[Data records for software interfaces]

[Start of section]

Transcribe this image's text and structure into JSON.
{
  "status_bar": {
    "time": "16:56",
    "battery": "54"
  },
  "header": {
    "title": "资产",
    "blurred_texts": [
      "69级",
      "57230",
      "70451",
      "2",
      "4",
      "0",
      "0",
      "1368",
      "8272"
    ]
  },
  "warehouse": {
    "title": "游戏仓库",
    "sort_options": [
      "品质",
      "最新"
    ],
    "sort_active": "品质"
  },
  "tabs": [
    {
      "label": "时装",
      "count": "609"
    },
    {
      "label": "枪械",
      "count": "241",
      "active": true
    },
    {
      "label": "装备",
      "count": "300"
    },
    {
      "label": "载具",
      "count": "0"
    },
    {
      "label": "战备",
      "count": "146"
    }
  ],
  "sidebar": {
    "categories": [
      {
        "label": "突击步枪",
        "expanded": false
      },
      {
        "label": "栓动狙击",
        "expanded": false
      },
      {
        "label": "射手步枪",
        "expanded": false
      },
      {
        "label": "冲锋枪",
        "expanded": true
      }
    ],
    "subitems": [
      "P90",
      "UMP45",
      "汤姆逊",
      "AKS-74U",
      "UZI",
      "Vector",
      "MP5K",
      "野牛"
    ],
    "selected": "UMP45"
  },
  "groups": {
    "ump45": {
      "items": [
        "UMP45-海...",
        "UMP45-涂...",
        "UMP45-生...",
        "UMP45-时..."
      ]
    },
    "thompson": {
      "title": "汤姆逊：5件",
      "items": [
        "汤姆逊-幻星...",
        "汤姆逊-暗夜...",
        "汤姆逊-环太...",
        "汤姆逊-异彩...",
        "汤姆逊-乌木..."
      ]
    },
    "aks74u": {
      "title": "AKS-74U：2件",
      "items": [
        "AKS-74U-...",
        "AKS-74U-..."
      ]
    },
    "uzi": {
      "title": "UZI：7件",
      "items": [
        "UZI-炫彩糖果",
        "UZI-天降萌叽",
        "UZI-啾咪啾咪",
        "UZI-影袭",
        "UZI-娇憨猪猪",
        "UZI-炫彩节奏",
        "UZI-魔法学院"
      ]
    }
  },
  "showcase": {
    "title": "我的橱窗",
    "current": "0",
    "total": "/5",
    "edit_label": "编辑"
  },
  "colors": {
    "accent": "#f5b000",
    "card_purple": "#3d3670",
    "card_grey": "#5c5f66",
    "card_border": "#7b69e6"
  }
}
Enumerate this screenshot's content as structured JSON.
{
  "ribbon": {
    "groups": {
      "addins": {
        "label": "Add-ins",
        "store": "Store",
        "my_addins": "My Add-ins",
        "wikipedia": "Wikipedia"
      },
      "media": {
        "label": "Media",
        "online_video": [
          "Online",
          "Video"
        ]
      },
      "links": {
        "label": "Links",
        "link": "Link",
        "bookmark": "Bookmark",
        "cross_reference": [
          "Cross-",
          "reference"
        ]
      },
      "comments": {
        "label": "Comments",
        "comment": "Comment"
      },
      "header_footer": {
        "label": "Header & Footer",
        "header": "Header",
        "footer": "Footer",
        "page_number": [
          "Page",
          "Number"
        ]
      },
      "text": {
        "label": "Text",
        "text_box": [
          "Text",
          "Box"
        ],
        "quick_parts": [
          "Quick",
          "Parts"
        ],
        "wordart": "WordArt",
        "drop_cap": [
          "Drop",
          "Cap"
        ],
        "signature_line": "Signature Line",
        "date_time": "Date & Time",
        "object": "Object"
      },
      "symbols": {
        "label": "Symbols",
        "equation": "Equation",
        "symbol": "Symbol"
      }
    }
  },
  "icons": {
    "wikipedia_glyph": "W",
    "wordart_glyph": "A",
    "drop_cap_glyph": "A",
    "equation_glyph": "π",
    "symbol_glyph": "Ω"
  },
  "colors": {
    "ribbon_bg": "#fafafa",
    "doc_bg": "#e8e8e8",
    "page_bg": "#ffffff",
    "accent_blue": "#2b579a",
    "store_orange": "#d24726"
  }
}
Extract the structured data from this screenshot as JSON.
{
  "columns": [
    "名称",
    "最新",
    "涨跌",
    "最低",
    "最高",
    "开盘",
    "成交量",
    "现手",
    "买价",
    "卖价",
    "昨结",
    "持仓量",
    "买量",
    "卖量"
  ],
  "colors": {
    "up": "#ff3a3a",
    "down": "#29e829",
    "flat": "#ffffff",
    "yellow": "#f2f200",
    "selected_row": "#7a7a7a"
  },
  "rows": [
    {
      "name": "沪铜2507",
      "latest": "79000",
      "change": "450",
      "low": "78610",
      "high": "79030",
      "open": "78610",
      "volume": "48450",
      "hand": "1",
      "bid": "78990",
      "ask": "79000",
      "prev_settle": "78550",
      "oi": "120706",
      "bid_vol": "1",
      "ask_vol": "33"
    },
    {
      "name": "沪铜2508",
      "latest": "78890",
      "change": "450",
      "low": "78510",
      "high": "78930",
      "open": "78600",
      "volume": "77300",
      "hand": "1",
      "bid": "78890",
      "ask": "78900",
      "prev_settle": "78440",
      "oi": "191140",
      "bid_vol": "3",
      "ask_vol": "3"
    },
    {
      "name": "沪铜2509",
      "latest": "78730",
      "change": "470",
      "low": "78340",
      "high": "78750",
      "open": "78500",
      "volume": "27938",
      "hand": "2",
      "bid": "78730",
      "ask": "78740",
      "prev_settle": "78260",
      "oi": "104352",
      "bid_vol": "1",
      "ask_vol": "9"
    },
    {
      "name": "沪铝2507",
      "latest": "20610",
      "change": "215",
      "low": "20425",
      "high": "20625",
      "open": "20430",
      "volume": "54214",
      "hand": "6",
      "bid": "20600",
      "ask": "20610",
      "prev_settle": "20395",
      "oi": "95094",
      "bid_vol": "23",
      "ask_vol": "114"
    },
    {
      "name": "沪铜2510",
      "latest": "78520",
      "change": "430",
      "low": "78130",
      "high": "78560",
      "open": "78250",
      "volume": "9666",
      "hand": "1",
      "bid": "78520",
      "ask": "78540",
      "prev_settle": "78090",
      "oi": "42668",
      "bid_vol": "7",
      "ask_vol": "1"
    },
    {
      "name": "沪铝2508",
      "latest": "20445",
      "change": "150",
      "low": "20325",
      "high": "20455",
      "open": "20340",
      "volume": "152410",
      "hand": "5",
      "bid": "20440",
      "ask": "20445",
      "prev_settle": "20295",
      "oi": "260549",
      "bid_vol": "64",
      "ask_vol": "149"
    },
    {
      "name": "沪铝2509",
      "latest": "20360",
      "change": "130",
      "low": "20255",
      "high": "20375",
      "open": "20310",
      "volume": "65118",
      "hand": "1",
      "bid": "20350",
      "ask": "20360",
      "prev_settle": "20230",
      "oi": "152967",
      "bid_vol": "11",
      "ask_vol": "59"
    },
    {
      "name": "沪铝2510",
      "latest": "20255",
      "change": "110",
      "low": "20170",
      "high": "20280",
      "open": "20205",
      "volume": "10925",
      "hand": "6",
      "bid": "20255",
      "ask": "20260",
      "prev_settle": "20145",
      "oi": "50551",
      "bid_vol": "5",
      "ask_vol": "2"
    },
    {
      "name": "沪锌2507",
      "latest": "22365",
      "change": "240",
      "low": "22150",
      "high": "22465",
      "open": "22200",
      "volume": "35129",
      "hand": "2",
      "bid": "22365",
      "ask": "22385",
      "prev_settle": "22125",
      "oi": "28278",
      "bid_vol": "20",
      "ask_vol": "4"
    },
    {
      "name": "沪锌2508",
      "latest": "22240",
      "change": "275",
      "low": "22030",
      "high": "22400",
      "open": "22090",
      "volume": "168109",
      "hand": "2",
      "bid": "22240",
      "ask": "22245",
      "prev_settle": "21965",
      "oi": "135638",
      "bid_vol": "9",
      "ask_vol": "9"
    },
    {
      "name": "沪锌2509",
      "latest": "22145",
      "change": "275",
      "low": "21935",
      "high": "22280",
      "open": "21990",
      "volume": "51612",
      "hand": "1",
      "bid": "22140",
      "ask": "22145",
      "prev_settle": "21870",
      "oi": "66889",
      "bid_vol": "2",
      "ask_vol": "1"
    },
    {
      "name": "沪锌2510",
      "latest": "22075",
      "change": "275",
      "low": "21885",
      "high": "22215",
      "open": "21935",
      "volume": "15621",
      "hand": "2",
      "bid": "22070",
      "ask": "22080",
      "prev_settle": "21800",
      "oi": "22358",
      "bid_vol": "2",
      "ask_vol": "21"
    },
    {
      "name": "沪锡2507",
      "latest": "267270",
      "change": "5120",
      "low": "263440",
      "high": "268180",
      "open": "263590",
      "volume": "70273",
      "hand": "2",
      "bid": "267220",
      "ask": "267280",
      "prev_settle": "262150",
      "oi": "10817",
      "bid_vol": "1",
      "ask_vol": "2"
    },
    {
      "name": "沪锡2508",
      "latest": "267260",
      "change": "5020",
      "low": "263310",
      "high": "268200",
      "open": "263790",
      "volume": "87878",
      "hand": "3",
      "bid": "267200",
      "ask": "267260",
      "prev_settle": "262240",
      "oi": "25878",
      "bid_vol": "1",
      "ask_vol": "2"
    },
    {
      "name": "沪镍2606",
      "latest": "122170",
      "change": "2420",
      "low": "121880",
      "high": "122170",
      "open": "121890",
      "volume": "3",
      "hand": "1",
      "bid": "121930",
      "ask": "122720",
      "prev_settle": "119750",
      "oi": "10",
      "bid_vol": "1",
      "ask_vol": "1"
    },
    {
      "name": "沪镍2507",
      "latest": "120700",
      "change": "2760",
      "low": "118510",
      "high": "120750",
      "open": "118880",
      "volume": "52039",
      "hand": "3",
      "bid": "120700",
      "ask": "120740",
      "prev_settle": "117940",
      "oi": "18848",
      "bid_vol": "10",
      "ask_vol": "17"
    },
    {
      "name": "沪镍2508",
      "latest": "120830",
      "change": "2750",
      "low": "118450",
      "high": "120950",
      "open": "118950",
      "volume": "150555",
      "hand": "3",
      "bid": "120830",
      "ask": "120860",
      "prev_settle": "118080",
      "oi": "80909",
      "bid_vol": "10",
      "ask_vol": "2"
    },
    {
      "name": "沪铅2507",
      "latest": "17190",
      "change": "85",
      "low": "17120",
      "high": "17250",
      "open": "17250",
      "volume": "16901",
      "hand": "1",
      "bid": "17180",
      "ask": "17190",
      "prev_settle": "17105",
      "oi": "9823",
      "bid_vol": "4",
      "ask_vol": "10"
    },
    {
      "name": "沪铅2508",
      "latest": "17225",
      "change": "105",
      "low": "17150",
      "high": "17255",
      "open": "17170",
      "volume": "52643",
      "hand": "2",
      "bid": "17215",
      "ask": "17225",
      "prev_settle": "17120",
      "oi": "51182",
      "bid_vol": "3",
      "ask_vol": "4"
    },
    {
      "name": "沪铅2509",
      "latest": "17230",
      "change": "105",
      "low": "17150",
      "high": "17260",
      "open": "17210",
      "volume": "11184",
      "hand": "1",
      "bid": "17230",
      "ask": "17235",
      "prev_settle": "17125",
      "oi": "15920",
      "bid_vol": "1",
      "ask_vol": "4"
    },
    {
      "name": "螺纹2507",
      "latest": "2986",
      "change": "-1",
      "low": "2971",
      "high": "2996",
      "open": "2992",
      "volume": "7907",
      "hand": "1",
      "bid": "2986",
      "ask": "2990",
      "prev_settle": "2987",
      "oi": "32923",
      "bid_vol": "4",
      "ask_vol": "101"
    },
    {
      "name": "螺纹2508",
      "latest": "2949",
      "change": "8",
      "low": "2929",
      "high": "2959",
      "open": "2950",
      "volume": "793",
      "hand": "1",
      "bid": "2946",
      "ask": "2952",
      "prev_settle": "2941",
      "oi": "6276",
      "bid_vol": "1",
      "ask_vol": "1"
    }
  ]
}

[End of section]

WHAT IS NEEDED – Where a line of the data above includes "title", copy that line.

RESULT –
    "title": "资产",
    "title": "游戏仓库",
      "title": "汤姆逊：5件",
      "title": "AKS-74U：2件",
      "title": "UZI：7件",
    "title": "我的橱窗",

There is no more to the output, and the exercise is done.